Sunny Simon - 2006-08-17

# Hi@All,
#
# We've created an script that is able to create
# more then one bond with differend options.
# So it is possible to create bond0 in
# active-backup-mode and bond1 ind
# load-balanced-mode.
# The intention for this script is a bug in RedHat # Enterprise Server 4, that seems to be unfixable # today.
# So we've tested this startscript only under
# RedHat ES 4.
#
# script follows:
# ------------------------------------------------

#!/bin/sh
# bondingload       Bring up/down bondingIF
#
# chkconfig: 2345 9 92
# description: starts bonding Interfaces bonding0(bond0) and bonding1(bond1)
#
#
### BEGIN INIT INFO
# Provides: $bondingload
### END INIT INFO

# This script loads the bonding Module with a different name cause of multiple use of bonding interfaces
#
# by:      Chris Hölzel / Maxpert  | Steffen Kaiser / COLT
# E-Mail:  chris.hoelzel@maxpert.de | steffen.kaiser@colt.net
#
# Version: 0.5
# Date:    17.08.2006
# Copyright by Maxpert 2006

#first we will declare variables for global use
b0islaod=0
b1isload=0
b0option="-o bonding0 bonding mode=1"
b1option="-o bonding1 bonding mode=1"
awk1=0
awk2=0

#function declaration for module-loading
loadb0() {
          echo "... load module bonding as bonding0"
          /sbin/modprobe $b0option
          return "1"
         }

#function declaration for module-loading
loadb1() {
          echo "... load module bonding as bonding1"
          /sbin/modprobe $b1option
          return "1"
         }
#read out, if module bonding1 is loaded and make if consense
statusb1() {
if [ "`lsmod | awk '/bonding1/ { print "1" }' $1`" = 1 ]
then
  echo "... module bonding1 is loaded"
  b1isload=1
else
  echo "... module bonding1 is not loaded"
  b1isload=0
fi

return $b1isload
}

deloadb0() {
        echo "... unloaded module bonding0"
        /sbin/rmmod bonding0
        return "1"
}
        fi
        ;;
status)
        statusb0
        statusb1
        ;;
*)
        echo $"Usage: $0 {start|stop|status|restart}"
        exit 1
esac

exit 0

deloadb1() {
        echo "... unloaded module bonding1"
        /sbin/rmmod bonding1
        return "1"
}

echo "This script controlls the bonding Modules ..."

case "$1" in
start)
        statusb0
        if [ $b0isload = 0 ]
        then
                loadb0
        fi

        statusb1
        if [ $b1isload = 0 ]
        then
                loadb1
        fi
        ;;
stop)

        statusb0
        if [ $b0isload = 1 ]
        then
                deloadb0
        fi

        statusb1
        if [ $b1isload = 1 ]
        then
                deloadb1
        fi
        ;;
restart)

        statusb0
        if [ $b0isload = 1 ]
        then
                deloadb0
        fi

        statusb1
        if [ $b1isload = 1 ]
        then
                deloadb1
        fi

        statusb0
        if [ $b0isload = 0 ]
        then
                loadb0
        fi

        statusb1
        if [ $b1isload = 0 ]
        then
                loadb1
        fi
        ;;
status)
        statusb0
        statusb1
        ;;
*)
        echo $"Usage: $0 {start|stop|status|restart}"
        exit 1
esac

exit 0

#------------------------------------------------
# Copy the script between the lines in a new
# (blank) file and save this file under
# /etc/init.d/bondingload
# So this is an servicescript which needs to be
# started before the network-startup-script.
# If you use RedHat you can then simply activate
# this script by "chkconfig bondingload on".
# You also need to edit the variables b0options
# and b1options for your needs.
# Please consult the bonding-Documentation for the # correct module-options.
# After starting this script it will load an
# module named bonding0 and one named bonding1.
# These are both the module bonding, but they are
# renamed in kernelspace.
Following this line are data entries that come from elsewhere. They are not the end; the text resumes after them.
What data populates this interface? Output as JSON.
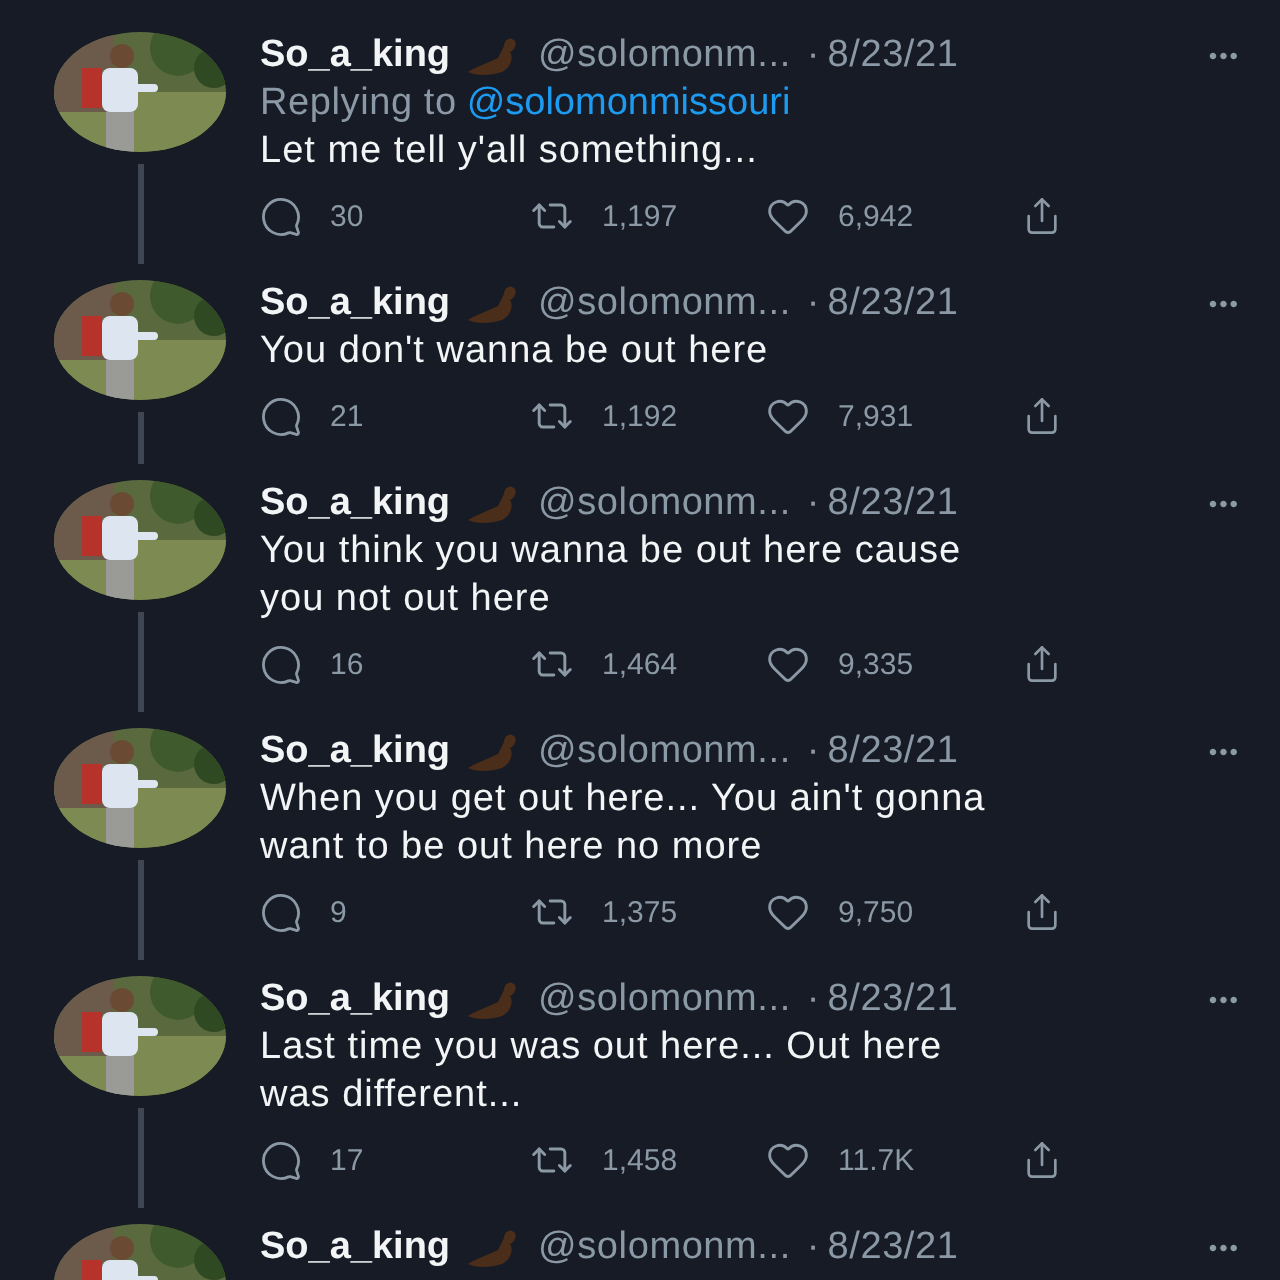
{
  "tweets": [
    {
      "name": "So_a_king",
      "handle": "@solomonm...",
      "dot": "·",
      "date": "8/23/21",
      "more": "•••",
      "replying_label": "Replying to",
      "replying_to": "@solomonmissouri",
      "text": [
        "Let me tell y'all something..."
      ],
      "stats": {
        "replies": "30",
        "retweets": "1,197",
        "likes": "6,942"
      }
    },
    {
      "name": "So_a_king",
      "handle": "@solomonm...",
      "dot": "·",
      "date": "8/23/21",
      "more": "•••",
      "text": [
        "You don't wanna be out here"
      ],
      "stats": {
        "replies": "21",
        "retweets": "1,192",
        "likes": "7,931"
      }
    },
    {
      "name": "So_a_king",
      "handle": "@solomonm...",
      "dot": "·",
      "date": "8/23/21",
      "more": "•••",
      "text": [
        "You think you wanna be out here cause",
        "you not out here"
      ],
      "stats": {
        "replies": "16",
        "retweets": "1,464",
        "likes": "9,335"
      }
    },
    {
      "name": "So_a_king",
      "handle": "@solomonm...",
      "dot": "·",
      "date": "8/23/21",
      "more": "•••",
      "text": [
        "When you get out here... You ain't gonna",
        "want to be out here no more"
      ],
      "stats": {
        "replies": "9",
        "retweets": "1,375",
        "likes": "9,750"
      }
    },
    {
      "name": "So_a_king",
      "handle": "@solomonm...",
      "dot": "·",
      "date": "8/23/21",
      "more": "•••",
      "text": [
        "Last time you was out here... Out here",
        "was different..."
      ],
      "stats": {
        "replies": "17",
        "retweets": "1,458",
        "likes": "11.7K"
      }
    },
    {
      "name": "So_a_king",
      "handle": "@solomonm...",
      "dot": "·",
      "date": "8/23/21",
      "more": "•••"
    }
  ]
}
So it is possible to set # different options for the bonds.
# Then you have to edit the /etc/modprobe.conf or
# /etc/modules.conf.
# There you need a line like "alias bond0
# bonding0" and this is coherent for all bonds you
# whish to set.
# Last but not least you have to create
# ifcfg-bond0 and ifcfg-bond1 in
# /etc/sysconfig/network-scripts.
# These are the IP assignments for bond0 and
# bond1.
# You will also need ifcfg-ethX files, which
# descripe the interface to bond assignment.
# Here you can also consult the bonding
# documentation.
################################################
# Reglementation of this script:
# At version 0.5 - 17.08.2006 this script only
# supports 2 bonding-interfaces.
# If we would find more time to change this
# script, we will add support for N bonds.
# Please give us a little bit time.
################################################
# Nice speaking at the end:
# Important is only that what will leave us at the
# back.